And so we learn of Peter, a structural engineer with a deep-seated desire to shock - causing distress to others, no matter what the cost to himself. Of Elizabeth M, who habitually lurches from crisis to crisis, and Professor R, embarking on a gay relationship after forty-four years of marriage, who says 'for the first time in my life, I felt myself.'
Besides these cases, and many more, Grosz muses how praise can cause a loss of confidence and how anger can so often be a mask for other emotions. On why we sometimes prefer ignorance, as well as the positive aspects of paranoia and, inevitably, how we face the losses which come to haunt all of our lives. His manner is calm, reflective, wise; here writes a man who has worked as a psychoanalyst for 25 years and spent more than 50,000 hours with his patients.
With their often unexpected twists, Grosz's tales often read like a collection of short stories which just so happen to be real. At first, I felt as though I was being fed morsels, that I wanted to know more about each individual case, but then Grosz's insights started to creep up on me. First a trickle and then a flood; with psychoanalysis having its roots in Freud, these insights often derive from the interpretation of dreams, which occasionally feel like educated guesswork.

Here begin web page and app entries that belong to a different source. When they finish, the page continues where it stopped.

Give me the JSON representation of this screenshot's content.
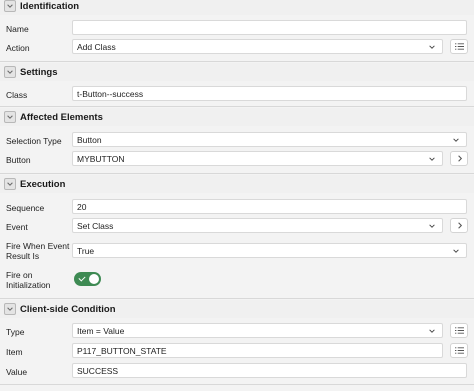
{
  "sections": {
    "identification": {
      "title": "Identification"
    },
    "settings": {
      "title": "Settings"
    },
    "affected": {
      "title": "Affected Elements"
    },
    "execution": {
      "title": "Execution"
    },
    "condition": {
      "title": "Client-side Condition"
    }
  },
  "identification": {
    "name_label": "Name",
    "name_value": "",
    "action_label": "Action",
    "action_value": "Add Class"
  },
  "settings": {
    "class_label": "Class",
    "class_value": "t-Button--success"
  },
  "affected": {
    "selection_type_label": "Selection Type",
    "selection_type_value": "Button",
    "button_label": "Button",
    "button_value": "MYBUTTON"
  },
  "execution": {
    "sequence_label": "Sequence",
    "sequence_value": "20",
    "event_label": "Event",
    "event_value": "Set Class",
    "fire_when_label_line1": "Fire When Event",
    "fire_when_label_line2": "Result Is",
    "fire_when_value": "True",
    "fire_init_label_line1": "Fire on",
    "fire_init_label_line2": "Initialization",
    "fire_init_on": true
  },
  "condition": {
    "type_label": "Type",
    "type_value": "Item = Value",
    "item_label": "Item",
    "item_value": "P117_BUTTON_STATE",
    "value_label": "Value",
    "value_value": "SUCCESS"
  },
  "colors": {
    "toggle_on": "#3e8a53",
    "field_border": "#d9d9d9",
    "background": "#f3f3f3"
  },
  "icons": [
    "chevron-down-icon",
    "list-icon",
    "chevron-right-icon",
    "checkmark-icon"
  ]
}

My personal favourites are where Grosz uses literature to make his point:
The author Karen Blixen said, 'All sorrows can be borne if you put them in a story or tell a story about them'. But what if a person can't tell a story about his sorrows? What if his story tells him?
Experience has taught me that our childhoods leave in us stories like this - stories we never found a way to voice, because no one helped us to find the words. When we cannot find a way of telling our story, our story tells us - we dream these stories, we develop symptoms, or we find ourselves acting in ways we don't understand.His references range from William Styron to Beckett to Dr Seuss. In teaching psycho-therapeutic technique, his reading list includes Dickens' A Christmas Carol, to demonstrate people's extraordinary capacity to change their present, once they understand and move on from their past. And, in Herman Melville's short story Bartleby, the Scrivener - a tale which has previously left me bemused - he clarifies the reasons behind the eponymous clerk's negativity; why Bartleby is compelled to respond to quite reasonable requests with the words 'I would prefer not to', despite the growing harm his inaction inflicts on himself and others.
It struck me just how long many of Grosz's patients see him for, their treatment often running into years; how fallible and gradual the process often proves and how costly this must be. But, wherever you stand on psychoanalysis - and I feel I don't know enough to make an informed judgement - The Examined Life is nevertheless an elegantly written, profound and moving exploration of all that it means to be human.
The Examined Life by Stephen Grosz is published in paperback by Vintage Books. Photos courtesy of Stephen Grosz.com